Persuasive speeches attempt to convince or persuade the audience to join one side of an argument. You might write a speech about a life choice, such as, "Abstinence Can Save Your Life," or getting involved in the community, such as "The Benefits of Volunteering."
Entertaining speeches entertain your audience, and topics may not practical. Your speech topic could be something like, "Life Is Like a Dirty Dorm," or "Can Potato Peels Predict the Future?"
Special occasion speeches entertain or inform your audience, like graduation speeches and toasts at celebrations.
Explore the different types of speeches and decide what speech type fits your assignment.
Craft a Creative Speech Introduction
/ Grace Fleming
The introduction of the informative speech should contain an attention-grabber, followed by a statement about your topic. It should end with a strong transition into your body section.
As an example, consider a template for an informative speech called "African-American Heroines." The length of your speech will depend on the amount of time you have been allotted to speak.
The red section of the speech in the graphic provides the attention-grabber. It makes audience members think about what life would be like without civil rights. The last sentence states directly the purpose of the speech and leads into the speech body, which provides more details.
Determine the Flow of the Body of the Speech
/ Grace Fleming
The body of your speech can be organized in a number of ways, depending on your topic. Suggested organization patterns include:
- Chronological: Provides the order of events in time;
- Spatial: Gives an overview of physical arrangement or design;
- Topical: Presents information one subject at a time;
- Causal: Shows cause-and-effect pattern.
The speech pattern illustrated in the image in this slide is topical. The body is divided into sections that address different people (different topics). Speeches typically include three sections (topics) in the body. This speech would continue with a third section about Susie King Taylor.

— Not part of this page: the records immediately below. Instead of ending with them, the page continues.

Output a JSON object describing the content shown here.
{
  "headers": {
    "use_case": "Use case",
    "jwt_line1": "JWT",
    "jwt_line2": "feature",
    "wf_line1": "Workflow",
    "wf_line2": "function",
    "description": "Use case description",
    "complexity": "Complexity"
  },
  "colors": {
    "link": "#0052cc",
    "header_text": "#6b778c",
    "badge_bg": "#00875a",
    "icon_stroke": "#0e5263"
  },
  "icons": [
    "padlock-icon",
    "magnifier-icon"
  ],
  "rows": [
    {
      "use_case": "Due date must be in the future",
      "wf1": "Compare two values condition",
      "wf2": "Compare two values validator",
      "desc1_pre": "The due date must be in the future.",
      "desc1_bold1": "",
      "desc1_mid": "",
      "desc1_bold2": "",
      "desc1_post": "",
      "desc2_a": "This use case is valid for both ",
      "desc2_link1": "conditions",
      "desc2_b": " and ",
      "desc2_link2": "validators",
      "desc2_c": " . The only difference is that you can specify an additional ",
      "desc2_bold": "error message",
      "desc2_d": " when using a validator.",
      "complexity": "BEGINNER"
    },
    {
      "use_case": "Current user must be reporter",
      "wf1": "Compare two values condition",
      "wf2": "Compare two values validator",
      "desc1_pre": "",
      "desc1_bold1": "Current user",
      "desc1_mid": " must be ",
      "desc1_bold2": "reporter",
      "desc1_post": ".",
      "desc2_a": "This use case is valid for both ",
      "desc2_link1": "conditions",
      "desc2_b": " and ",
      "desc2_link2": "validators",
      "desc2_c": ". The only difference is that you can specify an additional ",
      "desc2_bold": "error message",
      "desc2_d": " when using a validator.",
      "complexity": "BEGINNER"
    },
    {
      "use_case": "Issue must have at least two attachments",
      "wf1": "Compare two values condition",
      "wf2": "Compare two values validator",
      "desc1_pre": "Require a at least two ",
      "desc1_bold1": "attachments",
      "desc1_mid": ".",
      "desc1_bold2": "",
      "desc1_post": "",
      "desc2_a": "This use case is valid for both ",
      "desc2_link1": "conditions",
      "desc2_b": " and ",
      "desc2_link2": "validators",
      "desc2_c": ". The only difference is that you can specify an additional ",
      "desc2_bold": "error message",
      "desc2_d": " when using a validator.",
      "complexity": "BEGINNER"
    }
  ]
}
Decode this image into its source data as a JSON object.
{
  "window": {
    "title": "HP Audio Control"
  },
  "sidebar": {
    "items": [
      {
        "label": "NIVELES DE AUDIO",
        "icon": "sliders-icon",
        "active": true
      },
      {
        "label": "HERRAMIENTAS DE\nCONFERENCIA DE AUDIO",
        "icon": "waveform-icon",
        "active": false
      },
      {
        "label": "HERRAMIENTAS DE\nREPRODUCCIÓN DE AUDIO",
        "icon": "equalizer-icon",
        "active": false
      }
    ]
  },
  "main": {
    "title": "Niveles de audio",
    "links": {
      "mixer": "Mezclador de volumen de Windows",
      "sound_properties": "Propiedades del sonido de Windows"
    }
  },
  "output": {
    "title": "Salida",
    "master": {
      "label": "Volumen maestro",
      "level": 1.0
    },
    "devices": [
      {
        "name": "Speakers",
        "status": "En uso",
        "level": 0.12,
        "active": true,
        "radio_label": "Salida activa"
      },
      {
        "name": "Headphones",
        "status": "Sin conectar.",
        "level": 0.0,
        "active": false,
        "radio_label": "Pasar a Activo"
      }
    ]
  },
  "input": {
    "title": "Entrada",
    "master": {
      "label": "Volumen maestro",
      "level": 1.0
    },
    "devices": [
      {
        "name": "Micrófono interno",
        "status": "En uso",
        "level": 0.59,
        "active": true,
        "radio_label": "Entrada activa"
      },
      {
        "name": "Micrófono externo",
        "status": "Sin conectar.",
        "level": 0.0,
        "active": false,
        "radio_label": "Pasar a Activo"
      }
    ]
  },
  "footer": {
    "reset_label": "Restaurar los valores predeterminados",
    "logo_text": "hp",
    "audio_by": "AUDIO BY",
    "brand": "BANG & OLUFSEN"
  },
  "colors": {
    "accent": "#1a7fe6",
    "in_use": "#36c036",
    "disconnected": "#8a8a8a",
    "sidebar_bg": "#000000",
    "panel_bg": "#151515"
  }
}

Writing a Memorable Speech Conclusion
/ Grace Fleming
The conclusion of your speech should restate the main points you covered in your speech and end with a memorable statement. In the sample in this graphic, the red section restates the overall message you wanted to convey: that the three women you've mentioned had strength and courage, despite the odds they faced.
The quote is an attention-grabber since it is written in colorful language. The blue section ties the entire speech together with a small twist.

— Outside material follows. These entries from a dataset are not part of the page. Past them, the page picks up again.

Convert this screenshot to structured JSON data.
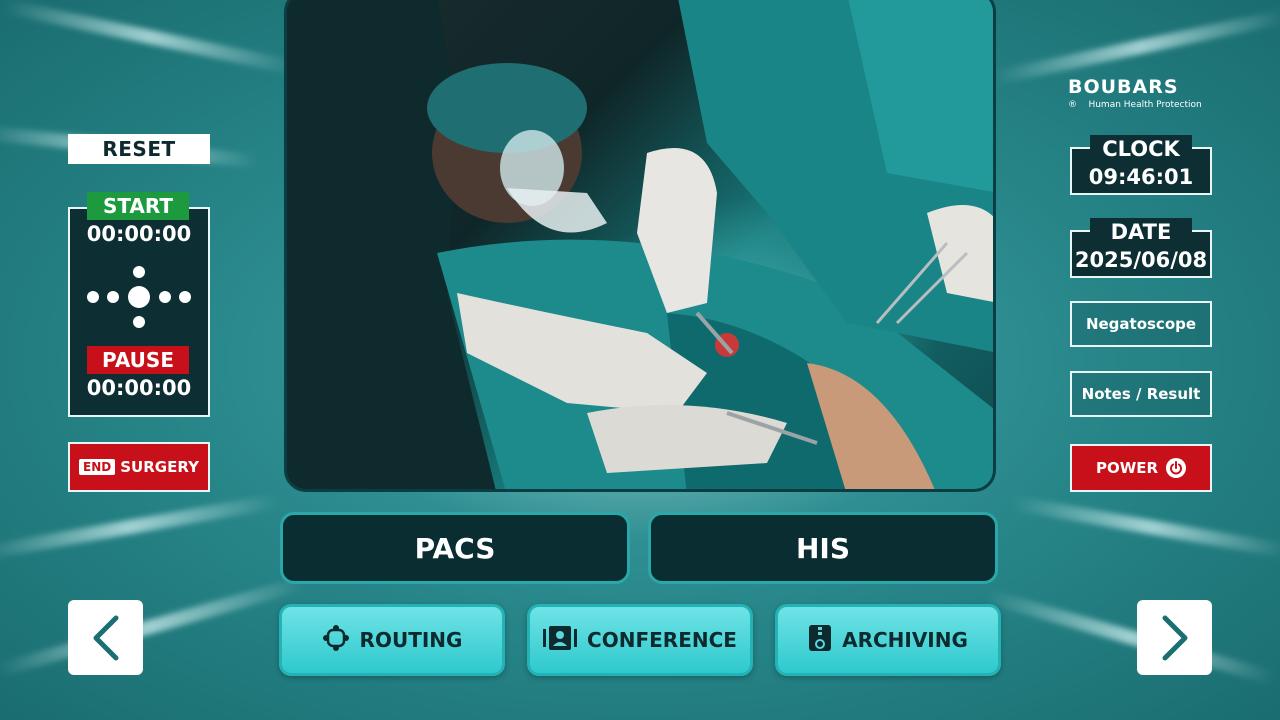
{
  "left": {
    "reset_label": "RESET",
    "start_label": "START",
    "start_time": "00:00:00",
    "pause_label": "PAUSE",
    "pause_time": "00:00:00",
    "end_tag": "END",
    "end_label": "SURGERY"
  },
  "brand": {
    "name": "BOUBARS",
    "registered": "®",
    "tagline": "Human Health Protection"
  },
  "right": {
    "clock_label": "CLOCK",
    "clock_value": "09:46:01",
    "date_label": "DATE",
    "date_value": "2025/06/08",
    "negatoscope_label": "Negatoscope",
    "notes_label": "Notes / Result",
    "power_label": "POWER"
  },
  "main": {
    "pacs_label": "PACS",
    "his_label": "HIS",
    "routing_label": "ROUTING",
    "conference_label": "CONFERENCE",
    "archiving_label": "ARCHIVING"
  },
  "colors": {
    "background": "#2b8a8e",
    "dark_panel": "#0d2f33",
    "start_green": "#1c9a3d",
    "alert_red": "#c8101a",
    "cyan_button": "#4fd6da"
  },
  "icons": {
    "routing": "routing-icon",
    "conference": "conference-icon",
    "archiving": "archive-icon",
    "power": "power-icon",
    "prev": "chevron-left-icon",
    "next": "chevron-right-icon"
  }
}
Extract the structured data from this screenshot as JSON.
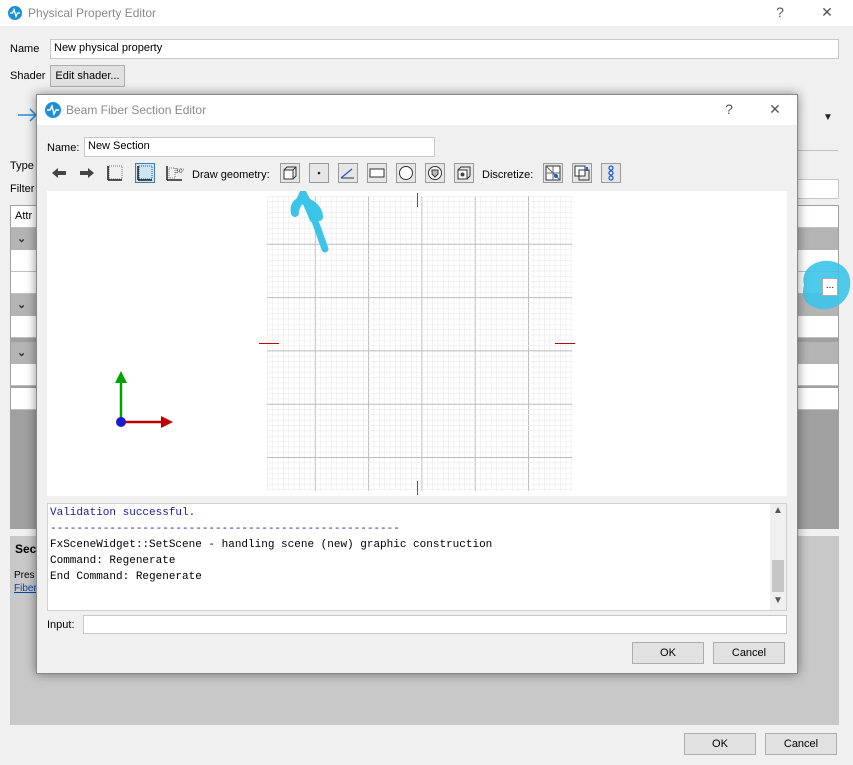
{
  "outer": {
    "title": "Physical Property Editor",
    "help_glyph": "?",
    "close_glyph": "✕",
    "name_label": "Name",
    "name_value": "New physical property",
    "shader_label": "Shader",
    "shader_button": "Edit shader...",
    "type_label": "Type",
    "filter_label": "Filter",
    "attr_label": "Attr",
    "section_label": "Sec",
    "press_text": "Pres",
    "fiber_link": "Fiber",
    "ellipsis_button": "...",
    "ok": "OK",
    "cancel": "Cancel"
  },
  "dialog": {
    "title": "Beam Fiber Section Editor",
    "help_glyph": "?",
    "close_glyph": "✕",
    "name_label": "Name:",
    "name_value": "New Section",
    "draw_geometry_label": "Draw geometry:",
    "discretize_label": "Discretize:",
    "console_lines": [
      {
        "text": "Validation successful.",
        "color": "#1a1aa6"
      },
      {
        "text": "-----------------------------------------------------",
        "color": "#1a1aa6"
      },
      {
        "text": "FxSceneWidget::SetScene - handling scene (new) graphic construction",
        "color": "#000000"
      },
      {
        "text": "Command: Regenerate",
        "color": "#000000"
      },
      {
        "text": "End Command: Regenerate",
        "color": "#000000"
      }
    ],
    "input_label": "Input:",
    "input_value": "",
    "ok": "OK",
    "cancel": "Cancel"
  },
  "toolbar_icons": [
    "arrow-left-icon",
    "arrow-right-icon",
    "grid-snap-icon",
    "grid-icon",
    "angle-grid-icon"
  ],
  "geometry_icons": [
    "patch-icon",
    "point-icon",
    "line-icon",
    "rectangle-icon",
    "circle-icon",
    "polygon-icon",
    "fiber-group-icon"
  ],
  "discretize_icons": [
    "mesh-icon",
    "edge-icon",
    "fiber-chain-icon"
  ],
  "colors": {
    "annotation": "#3cc4e8",
    "axis_x": "#c00000",
    "axis_y": "#00a000",
    "axis_origin": "#1a1ad0"
  }
}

Address These Key Objectives
Whatever type of speech you decide to write, find ways to make your words memorable. Those elements include:
- Clever quotes
- Amusing stories with a purpose
- Meaningful transitions
- A good ending
The structure of how to write your speech is just the start. You'll also need to finesse the speech a bit. Start by paying attention to your audience and their interests. Write the words you'll speak with passion and enthusiasm, but you also want your listeners to share that enthusiasm. When writing your attention-grabbing statements, make sure you are writing what will get their attention, not just yours.
Study Famous Speeches
Gain inspiration from others' speeches. Read famous speeches and look at the way they are constructed. Find things that stand out and figure out what makes it interesting. Oftentimes, speechwriters use rhetorical devices to make certain points easy to remember and to emphasize them.
Get to the Point Quickly
Remember to begin and end your speech with something that will gain and hold the attention of your audience. If you spend too much time getting into your speech, people will zone out or start checking their phones. If you get them interested immediately, they will be more likely to stick with you until the end.
Keep It Conversational
How you deliver the speech is also important. When you give the speech, think about the tone you should use, and be sure to write the speech in the same flow that you'd use in conversations. A great way to check this flow is to practice reading it out loud. If you stumble while reading or it feels monotone, look for ways to jazz up the words and improve the flow.